"I never thought my singing was that weird," Presley says. "Apparently everyone else did."
The change in drummers has changed Zebras' sound. "[Pierce] is a great drummer," Presley says of his former bandmate. "He really likes doing prog-y stuff, but I don't know about the more metal-y songs." Since leaving Zebras, Pierce has played cheeky soul with Surgeons in Heat and folk with Pioneer.
When Hochstetler took over drums, he refused to listen to demos of drum parts Presley had recorded. As a member of Call Me Lightning, Hochstetler never holds straightforward beats. On that band's When I Am Gone My Blood Will Be Free (2010), it's hard to imagine the songs' vocal melodies or guitar parts without the drums, because Hochstetler plays up alongside them, not just supporting them from behind.
Which isn't to discredit Pierce. He gave Zebras' first incarnation a lot of its tension. On the new album's "The Dirty Dice," he balances post-punk's hostile twitch with happy-go-lucky, nearly straightforward punk. It's one of the album's more confrontational songs. Presley says it's about an unnamed person who tried to slip date-rape drugs to his friend at the Paradise Lounge.

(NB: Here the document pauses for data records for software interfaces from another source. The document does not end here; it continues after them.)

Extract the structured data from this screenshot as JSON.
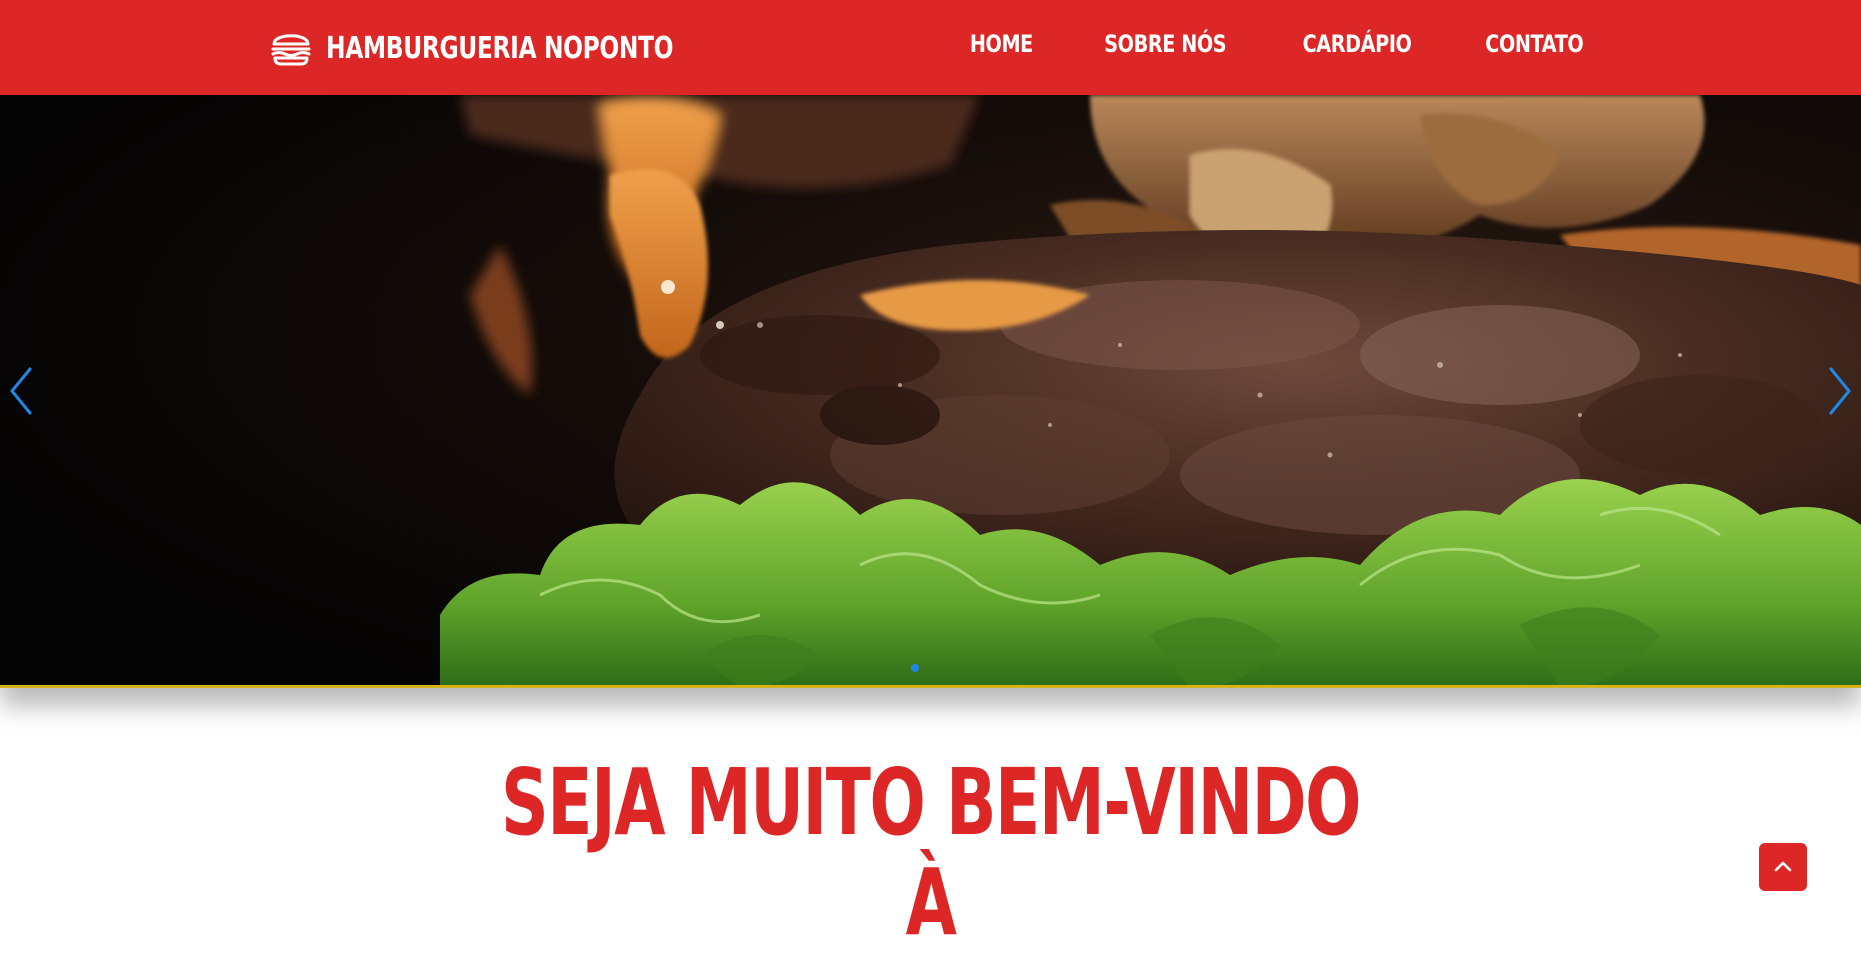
{
  "brand": {
    "name": "HAMBURGUERIA NOPONTO",
    "icon": "hamburger-icon"
  },
  "nav": {
    "items": [
      {
        "label": "HOME"
      },
      {
        "label": "SOBRE NÓS"
      },
      {
        "label": "CARDÁPIO"
      },
      {
        "label": "CONTATO"
      }
    ]
  },
  "carousel": {
    "prev_icon": "chevron-left-icon",
    "next_icon": "chevron-right-icon",
    "active_slide": 1,
    "slide_count": 1
  },
  "welcome": {
    "line1": "SEJA MUITO BEM-VINDO",
    "line2": "À"
  },
  "back_to_top": {
    "icon": "chevron-up-icon"
  },
  "colors": {
    "primary": "#dd2727",
    "accent_border": "#d6b21b",
    "carousel_control": "#1e88e5"
  }
}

Then there's "Queeny Doom Gloom," on which Presley directs his irascible mockery toward himself, and his tendency to air his frustrations about music and everything else.
"I'm just sort of known around town as a negative Nelly," he says.